* **WHAT IS REQUIRED**: Beneath this task are records; count the lines among them that contain the word "được" and answer with the number only.

* **DATA EXTRACT**:
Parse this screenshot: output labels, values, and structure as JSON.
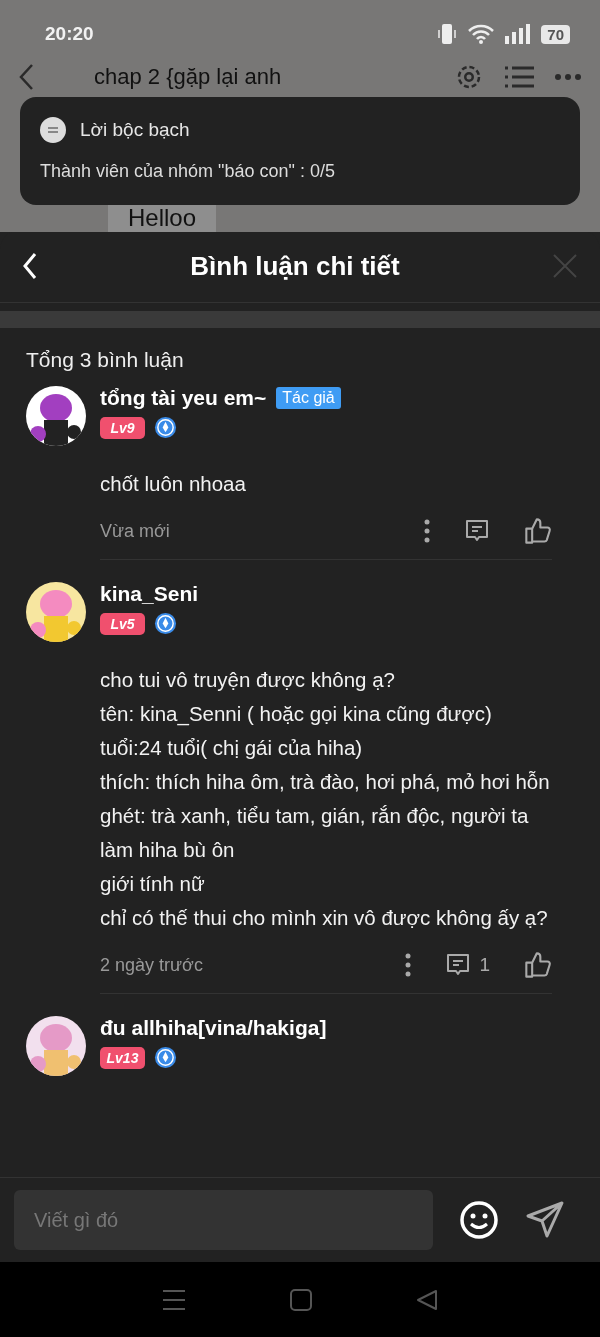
{
  "status_bar": {
    "time": "20:20",
    "battery": "70"
  },
  "background_page": {
    "title": "chap 2 {gặp lại anh",
    "message": "Helloo"
  },
  "toast": {
    "title": "Lời bộc bạch",
    "text": "Thành viên của nhóm \"báo con\" : 0/5"
  },
  "sheet": {
    "title": "Bình luận chi tiết",
    "total": "Tổng 3 bình luận",
    "comments": [
      {
        "name": "tổng tài yeu em~",
        "tag": "Tác giả",
        "level": "Lv9",
        "body": [
          "chốt luôn nhoaa"
        ],
        "time": "Vừa mới"
      },
      {
        "name": "kina_Seni",
        "level": "Lv5",
        "body": [
          "cho tui vô truyện được không ạ?",
          "tên: kina_Senni ( hoặc gọi kina cũng được)",
          "tuổi:24 tuổi( chị gái của hiha)",
          "thích: thích hiha ôm, trà đào, hơi phá, mỏ hơi hỗn",
          "ghét: trà xanh, tiểu tam, gián, rắn độc, người ta làm hiha bù ôn",
          "giới tính nữ",
          "chỉ có thế thui cho mình xin vô được không ấy ạ?"
        ],
        "time": "2 ngày trước",
        "replies": "1"
      },
      {
        "name": "đu allhiha[vina/hakiga]",
        "level": "Lv13"
      }
    ]
  },
  "composer": {
    "placeholder": "Viết gì đó"
  }
}
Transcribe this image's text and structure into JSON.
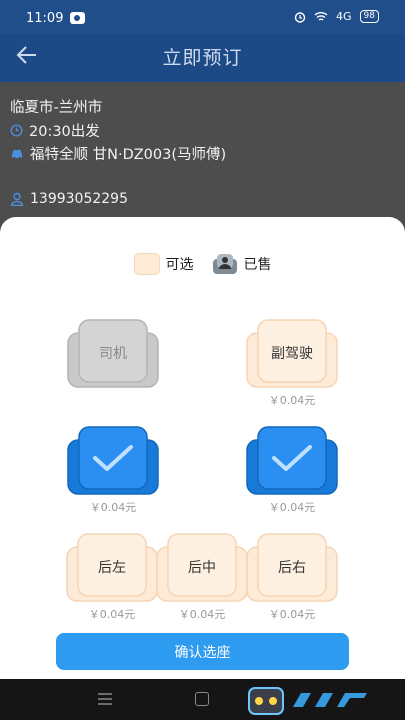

* **REPLY TO THE EXERCISE**: 3